The Cambridge system has many types of support in place that are mirrored at other top universities. We have our own University Counselling Service which provides free counselling to all students, and a Disability Resource Centre which makes recommendations about your needs to your faculty, and offers you advice and mentoring all the way through your degree. If you are low income, your Student Finance will be topped up automatically with the Cambridge bursary, and as a disabled person you may be eligible for private treatment funding through the university. 

  • From your college

Your college has a tutorial (pastoral) team, consisting of personal tutors, college nurses and counsellors, who can help you with any needs you may have, whether related to your disability or not. There are also dedicated staff for college accessibility and for making sure you get the exam arrangements needed to level the playing field. College common rooms have student representatives for disabled students and other groups (e.g. BME, LGBT+), which can provide essential support for day-to-day matters. The support offered to you comes from many different people, so it is not a problem if you don’t feel comfortable opening up to one specific person - you have autonomy in choosing the help you receive. 

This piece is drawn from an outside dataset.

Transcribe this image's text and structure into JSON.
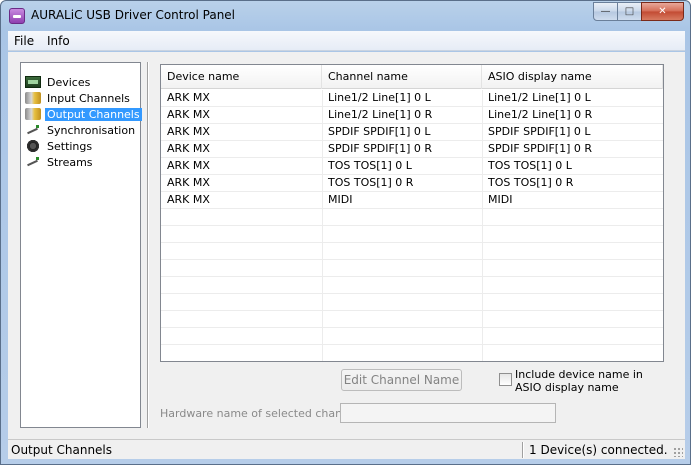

There are grants available for study or travel costs, and taxi funds for medical appointments, which you can use as much as you need. As a languages student, I have had some amazing trips funded that would not have been possible at other universities, but travel funds are open to non-language students too if you can convince your college it’s an ‘academic’ trip! Your college will offer additional maintenance grants and hardship funding for students from a low income background - the aim is to make sure that neither your disability nor family background limit your university experience.

  • From the students’ union

At the Disabled Students’ Campaign, we run social events to bring people together, and we campaign for change at the university level. Aside from the friends you will make in college, in your classes and doing your hobbies, we have a network of students with experience of disability, chronic illness and mental health, who can give you advice or just hear your rants from time to time! We have been through the various university support systems, and know what it’s all about - so you’ll never need to go through it alone. 

Hopefully some of this information has helped you to feel more confident in aiming high as a disabled student! 


Apply to Cambridge map of colleges and faculties

Disability Resource Centre ‘Applying to Cambridge’

Disability Resource Centre ‘Building access guide’ 

Disability Resource Centre ‘Contact us’

CUSU Disabled Students’ Campaign homepage

CUSU Disabled Students’ Campaign ‘Exec’ (contact page) 

CUSU Disabled Students’ Campaign ‘Resources’, including ‘Uni 101 Guide’ and ‘Access Around Cambridge’ 

Anna GrossMaths, First, Oxford